Gerald Ford held the record for presidential longevity until just last year. He lived to the ripe old age of 93 years, 165 days. Ronald Reagan lived nearly as long. Jimmy Carter, Ford’s successor and Reagan’s predecessor, is now 93 and will turn 94 on October 1 of this year. Reagan’s successor, George H. W. Bush is now 94 years, 4 months old and the longest-lived U.S. president.
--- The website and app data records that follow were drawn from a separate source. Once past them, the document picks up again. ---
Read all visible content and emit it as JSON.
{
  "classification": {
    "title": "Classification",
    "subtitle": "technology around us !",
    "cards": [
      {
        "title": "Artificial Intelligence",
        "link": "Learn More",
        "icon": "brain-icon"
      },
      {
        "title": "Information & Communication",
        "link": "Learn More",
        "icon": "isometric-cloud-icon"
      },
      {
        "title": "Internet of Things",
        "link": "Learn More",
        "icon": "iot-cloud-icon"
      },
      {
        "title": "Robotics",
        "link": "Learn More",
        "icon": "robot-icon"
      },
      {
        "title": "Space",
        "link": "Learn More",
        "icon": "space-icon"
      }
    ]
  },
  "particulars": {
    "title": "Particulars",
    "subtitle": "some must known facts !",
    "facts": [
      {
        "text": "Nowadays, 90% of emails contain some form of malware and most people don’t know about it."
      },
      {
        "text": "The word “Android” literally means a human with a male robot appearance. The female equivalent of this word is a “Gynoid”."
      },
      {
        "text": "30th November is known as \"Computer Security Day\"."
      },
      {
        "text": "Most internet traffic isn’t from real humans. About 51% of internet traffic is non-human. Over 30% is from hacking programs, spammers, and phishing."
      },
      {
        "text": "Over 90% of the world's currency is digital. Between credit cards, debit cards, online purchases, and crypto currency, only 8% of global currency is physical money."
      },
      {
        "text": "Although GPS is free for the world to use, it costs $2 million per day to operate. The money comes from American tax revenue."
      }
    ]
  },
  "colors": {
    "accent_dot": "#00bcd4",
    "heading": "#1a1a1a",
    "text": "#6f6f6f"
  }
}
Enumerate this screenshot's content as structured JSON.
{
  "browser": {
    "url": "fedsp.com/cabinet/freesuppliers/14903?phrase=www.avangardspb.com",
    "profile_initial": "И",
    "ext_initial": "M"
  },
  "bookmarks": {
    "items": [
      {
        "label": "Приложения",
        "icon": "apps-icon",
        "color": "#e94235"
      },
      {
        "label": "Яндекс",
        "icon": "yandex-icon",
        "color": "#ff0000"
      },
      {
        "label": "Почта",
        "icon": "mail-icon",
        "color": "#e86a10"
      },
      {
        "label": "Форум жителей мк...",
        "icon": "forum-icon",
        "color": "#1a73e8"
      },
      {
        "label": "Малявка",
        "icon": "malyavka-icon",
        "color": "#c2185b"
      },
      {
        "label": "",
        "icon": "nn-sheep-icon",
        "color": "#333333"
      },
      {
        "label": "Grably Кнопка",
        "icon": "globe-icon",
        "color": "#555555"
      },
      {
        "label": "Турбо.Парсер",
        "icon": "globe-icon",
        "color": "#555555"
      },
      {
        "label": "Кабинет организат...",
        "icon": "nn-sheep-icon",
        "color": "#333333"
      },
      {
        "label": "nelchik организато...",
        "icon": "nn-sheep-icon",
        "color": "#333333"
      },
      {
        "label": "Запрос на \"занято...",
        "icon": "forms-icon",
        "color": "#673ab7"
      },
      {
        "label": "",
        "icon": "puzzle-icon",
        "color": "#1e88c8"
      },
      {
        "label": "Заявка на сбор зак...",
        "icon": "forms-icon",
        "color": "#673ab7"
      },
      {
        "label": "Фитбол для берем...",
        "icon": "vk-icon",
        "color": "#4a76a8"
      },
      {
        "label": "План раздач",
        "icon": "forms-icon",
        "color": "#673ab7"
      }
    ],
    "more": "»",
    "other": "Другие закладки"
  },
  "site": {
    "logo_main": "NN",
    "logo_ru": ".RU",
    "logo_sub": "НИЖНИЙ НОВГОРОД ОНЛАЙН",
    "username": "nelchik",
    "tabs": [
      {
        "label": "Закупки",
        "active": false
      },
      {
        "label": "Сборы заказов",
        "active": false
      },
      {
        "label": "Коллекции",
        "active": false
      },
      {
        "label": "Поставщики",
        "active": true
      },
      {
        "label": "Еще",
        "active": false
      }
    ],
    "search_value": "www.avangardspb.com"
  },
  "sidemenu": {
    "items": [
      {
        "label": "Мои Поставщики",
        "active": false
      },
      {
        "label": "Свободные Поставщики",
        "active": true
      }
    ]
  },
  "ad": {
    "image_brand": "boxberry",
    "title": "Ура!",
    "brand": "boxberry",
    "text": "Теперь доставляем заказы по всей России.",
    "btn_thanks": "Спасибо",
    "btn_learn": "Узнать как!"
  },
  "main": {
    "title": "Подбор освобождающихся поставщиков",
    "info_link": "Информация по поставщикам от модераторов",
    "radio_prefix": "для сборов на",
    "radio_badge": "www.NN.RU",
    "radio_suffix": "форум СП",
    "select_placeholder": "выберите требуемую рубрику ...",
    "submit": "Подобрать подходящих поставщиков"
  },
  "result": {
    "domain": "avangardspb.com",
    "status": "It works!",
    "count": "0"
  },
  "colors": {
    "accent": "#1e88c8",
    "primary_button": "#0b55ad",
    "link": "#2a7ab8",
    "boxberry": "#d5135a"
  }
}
Four recent presidents in succession have lived beyond age 90. Only two other presidents lived to that age, John Adams and Herbert Hoover.

-Alan Gephardt, Park Ranger